Problem description
The answer should be each line from the entries below that has the word "icon" in it.

Records provided
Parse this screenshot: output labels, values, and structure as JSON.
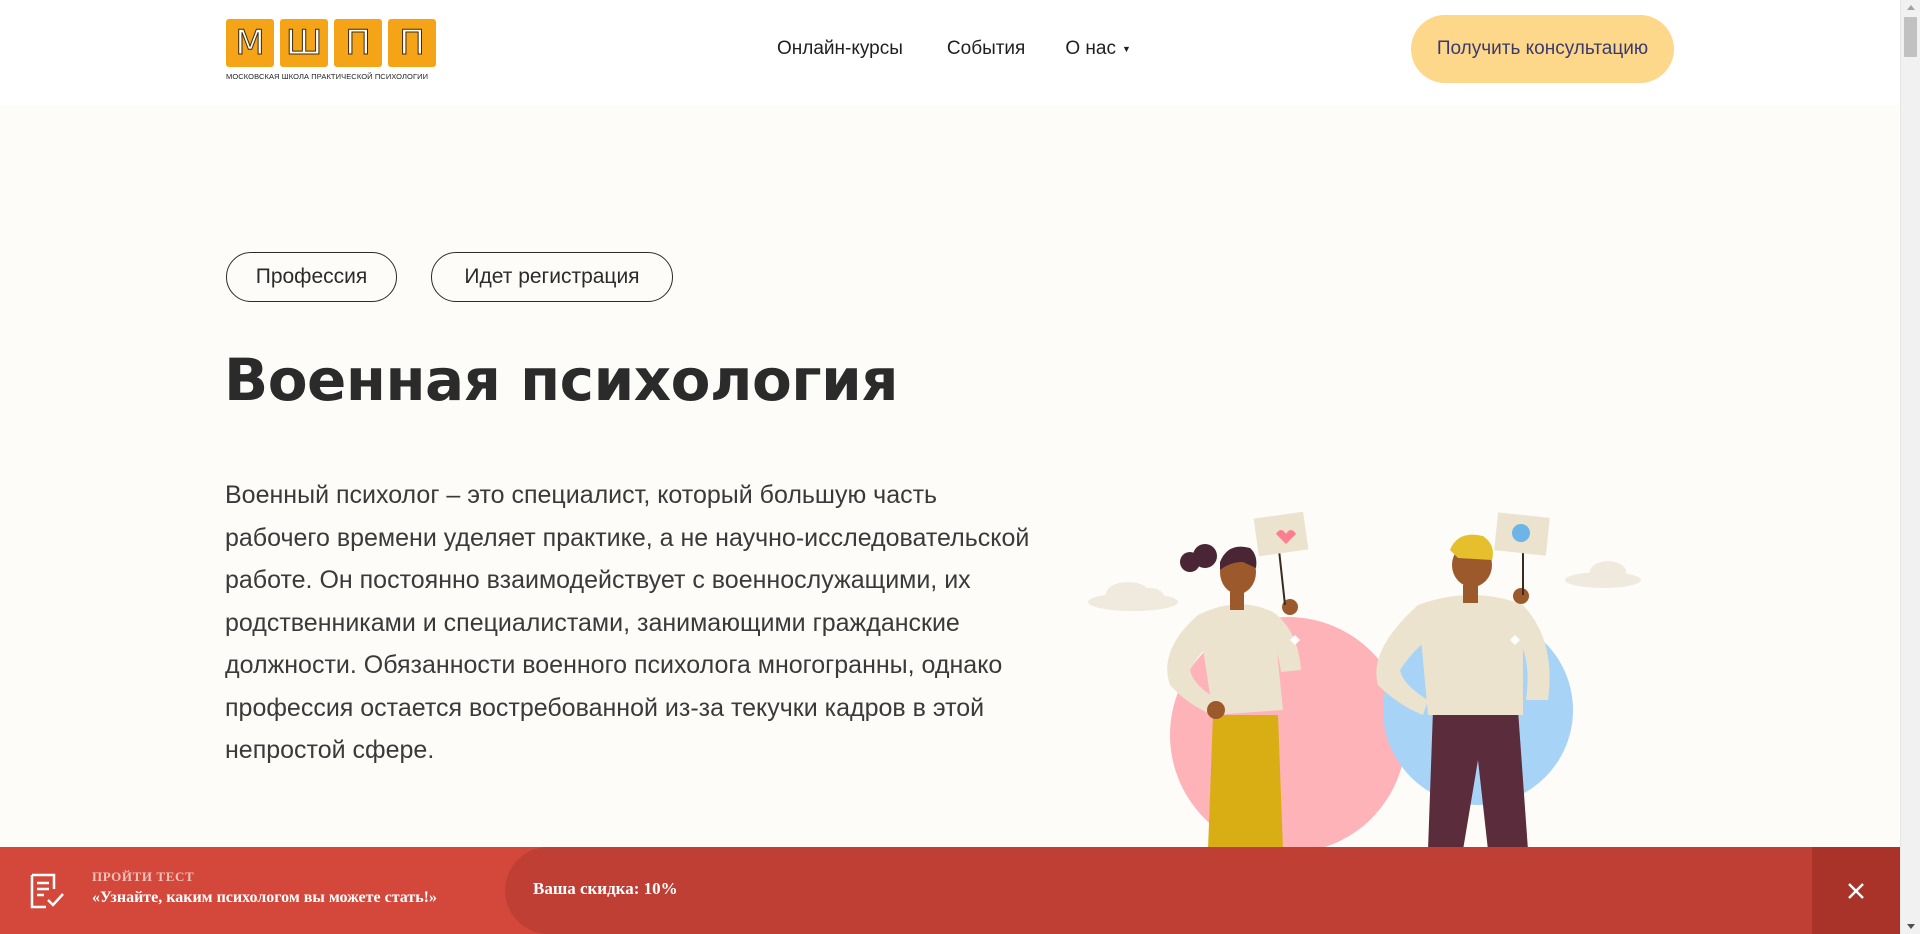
{
  "header": {
    "logo": {
      "letters": [
        "М",
        "Ш",
        "П",
        "П"
      ],
      "subtitle": "МОСКОВСКАЯ ШКОЛА ПРАКТИЧЕСКОЙ ПСИХОЛОГИИ",
      "tile_color": "#f4a416"
    },
    "nav": [
      {
        "label": "Онлайн-курсы"
      },
      {
        "label": "События"
      },
      {
        "label": "О нас",
        "icon": "caret-down-icon"
      }
    ],
    "cta_label": "Получить консультацию",
    "cta_color": "#fdd78a"
  },
  "hero": {
    "tags": [
      "Профессия",
      "Идет регистрация"
    ],
    "title": "Военная психология",
    "description": "Военный психолог – это специалист, который большую часть рабочего времени уделяет практике, а не научно-исследовательской работе. Он постоянно взаимодействует с военнослужащими, их родственниками и специалистами, занимающими гражданские должности. Обязанности военного психолога многогранны, однако профессия остается востребованной из-за текучки кадров в этой непростой сфере."
  },
  "banner": {
    "icon": "checklist-icon",
    "kicker": "ПРОЙТИ ТЕСТ",
    "text": "«Узнайте, каким психологом вы можете стать!»",
    "discount": "Ваша скидка: 10%",
    "close_icon": "close-icon",
    "color": "#d4483b"
  }
}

Answer
        "icon": "caret-down-icon"
    "icon": "checklist-icon",
    "close_icon": "close-icon",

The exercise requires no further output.